--- START ---

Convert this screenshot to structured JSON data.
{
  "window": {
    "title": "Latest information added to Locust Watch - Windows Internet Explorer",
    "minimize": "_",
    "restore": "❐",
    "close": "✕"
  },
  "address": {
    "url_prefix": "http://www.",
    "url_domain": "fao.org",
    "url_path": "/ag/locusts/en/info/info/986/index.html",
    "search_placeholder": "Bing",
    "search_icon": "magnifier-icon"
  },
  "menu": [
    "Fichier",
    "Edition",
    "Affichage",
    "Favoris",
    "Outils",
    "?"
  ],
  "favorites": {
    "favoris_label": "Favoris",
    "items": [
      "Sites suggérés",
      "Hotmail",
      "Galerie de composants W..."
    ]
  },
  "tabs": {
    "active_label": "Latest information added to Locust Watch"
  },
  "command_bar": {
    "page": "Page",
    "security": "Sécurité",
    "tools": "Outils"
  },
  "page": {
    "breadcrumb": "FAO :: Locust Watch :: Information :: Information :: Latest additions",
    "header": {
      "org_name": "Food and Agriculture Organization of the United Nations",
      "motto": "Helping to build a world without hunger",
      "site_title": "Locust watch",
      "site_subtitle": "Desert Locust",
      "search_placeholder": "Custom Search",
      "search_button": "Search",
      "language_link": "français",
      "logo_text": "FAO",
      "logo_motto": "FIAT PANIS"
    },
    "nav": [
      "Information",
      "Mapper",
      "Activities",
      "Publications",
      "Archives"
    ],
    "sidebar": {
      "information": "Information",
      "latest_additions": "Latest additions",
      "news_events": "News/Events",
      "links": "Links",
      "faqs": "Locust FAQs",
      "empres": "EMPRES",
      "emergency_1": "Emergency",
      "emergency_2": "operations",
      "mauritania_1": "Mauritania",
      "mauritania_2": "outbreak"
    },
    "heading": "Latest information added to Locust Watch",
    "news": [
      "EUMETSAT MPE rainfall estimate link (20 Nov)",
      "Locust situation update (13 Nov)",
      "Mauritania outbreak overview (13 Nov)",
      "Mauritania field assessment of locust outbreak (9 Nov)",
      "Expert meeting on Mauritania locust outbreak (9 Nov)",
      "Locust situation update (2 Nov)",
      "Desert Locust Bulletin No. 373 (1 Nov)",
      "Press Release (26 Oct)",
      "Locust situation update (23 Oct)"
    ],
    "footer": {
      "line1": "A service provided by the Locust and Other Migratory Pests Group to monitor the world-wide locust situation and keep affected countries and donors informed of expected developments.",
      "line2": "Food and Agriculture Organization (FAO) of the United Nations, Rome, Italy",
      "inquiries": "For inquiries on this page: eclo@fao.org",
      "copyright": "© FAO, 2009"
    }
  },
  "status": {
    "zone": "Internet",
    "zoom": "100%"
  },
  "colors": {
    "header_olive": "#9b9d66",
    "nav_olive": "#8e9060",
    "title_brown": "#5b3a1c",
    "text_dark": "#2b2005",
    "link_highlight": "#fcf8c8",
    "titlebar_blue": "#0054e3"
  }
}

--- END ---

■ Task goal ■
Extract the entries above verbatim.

■ Solved exercise ■
Convert this screenshot to structured JSON data.
{
  "window": {
    "title": "Latest information added to Locust Watch - Windows Internet Explorer",
    "minimize": "_",
    "restore": "❐",
    "close": "✕"
  },
  "address": {
    "url_prefix": "http://www.",
    "url_domain": "fao.org",
    "url_path": "/ag/locusts/en/info/info/986/index.html",
    "search_placeholder": "Bing",
    "search_icon": "magnifier-icon"
  },
  "menu": [
    "Fichier",
    "Edition",
    "Affichage",
    "Favoris",
    "Outils",
    "?"
  ],
  "favorites": {
    "favoris_label": "Favoris",
    "items": [
      "Sites suggérés",
      "Hotmail",
      "Galerie de composants W..."
    ]
  },
  "tabs": {
    "active_label": "Latest information added to Locust Watch"
  },
  "command_bar": {
    "page": "Page",
    "security": "Sécurité",
    "tools": "Outils"
  },
  "page": {
    "breadcrumb": "FAO :: Locust Watch :: Information :: Information :: Latest additions",
    "header": {
      "org_name": "Food and Agriculture Organization of the United Nations",
      "motto": "Helping to build a world without hunger",
      "site_title": "Locust watch",
      "site_subtitle": "Desert Locust",
      "search_placeholder": "Custom Search",
      "search_button": "Search",
      "language_link": "français",
      "logo_text": "FAO",
      "logo_motto": "FIAT PANIS"
    },
    "nav": [
      "Information",
      "Mapper",
      "Activities",
      "Publications",
      "Archives"
    ],
    "sidebar": {
      "information": "Information",
      "latest_additions": "Latest additions",
      "news_events": "News/Events",
      "links": "Links",
      "faqs": "Locust FAQs",
      "empres": "EMPRES",
      "emergency_1": "Emergency",
      "emergency_2": "operations",
      "mauritania_1": "Mauritania",
      "mauritania_2": "outbreak"
    },
    "heading": "Latest information added to Locust Watch",
    "news": [
      "EUMETSAT MPE rainfall estimate link (20 Nov)",
      "Locust situation update (13 Nov)",
      "Mauritania outbreak overview (13 Nov)",
      "Mauritania field assessment of locust outbreak (9 Nov)",
      "Expert meeting on Mauritania locust outbreak (9 Nov)",
      "Locust situation update (2 Nov)",
      "Desert Locust Bulletin No. 373 (1 Nov)",
      "Press Release (26 Oct)",
      "Locust situation update (23 Oct)"
    ],
    "footer": {
      "line1": "A service provided by the Locust and Other Migratory Pests Group to monitor the world-wide locust situation and keep affected countries and donors informed of expected developments.",
      "line2": "Food and Agriculture Organization (FAO) of the United Nations, Rome, Italy",
      "inquiries": "For inquiries on this page: eclo@fao.org",
      "copyright": "© FAO, 2009"
    }
  },
  "status": {
    "zone": "Internet",
    "zoom": "100%"
  },
  "colors": {
    "header_olive": "#9b9d66",
    "nav_olive": "#8e9060",
    "title_brown": "#5b3a1c",
    "text_dark": "#2b2005",
    "link_highlight": "#fcf8c8",
    "titlebar_blue": "#0054e3"
  }
}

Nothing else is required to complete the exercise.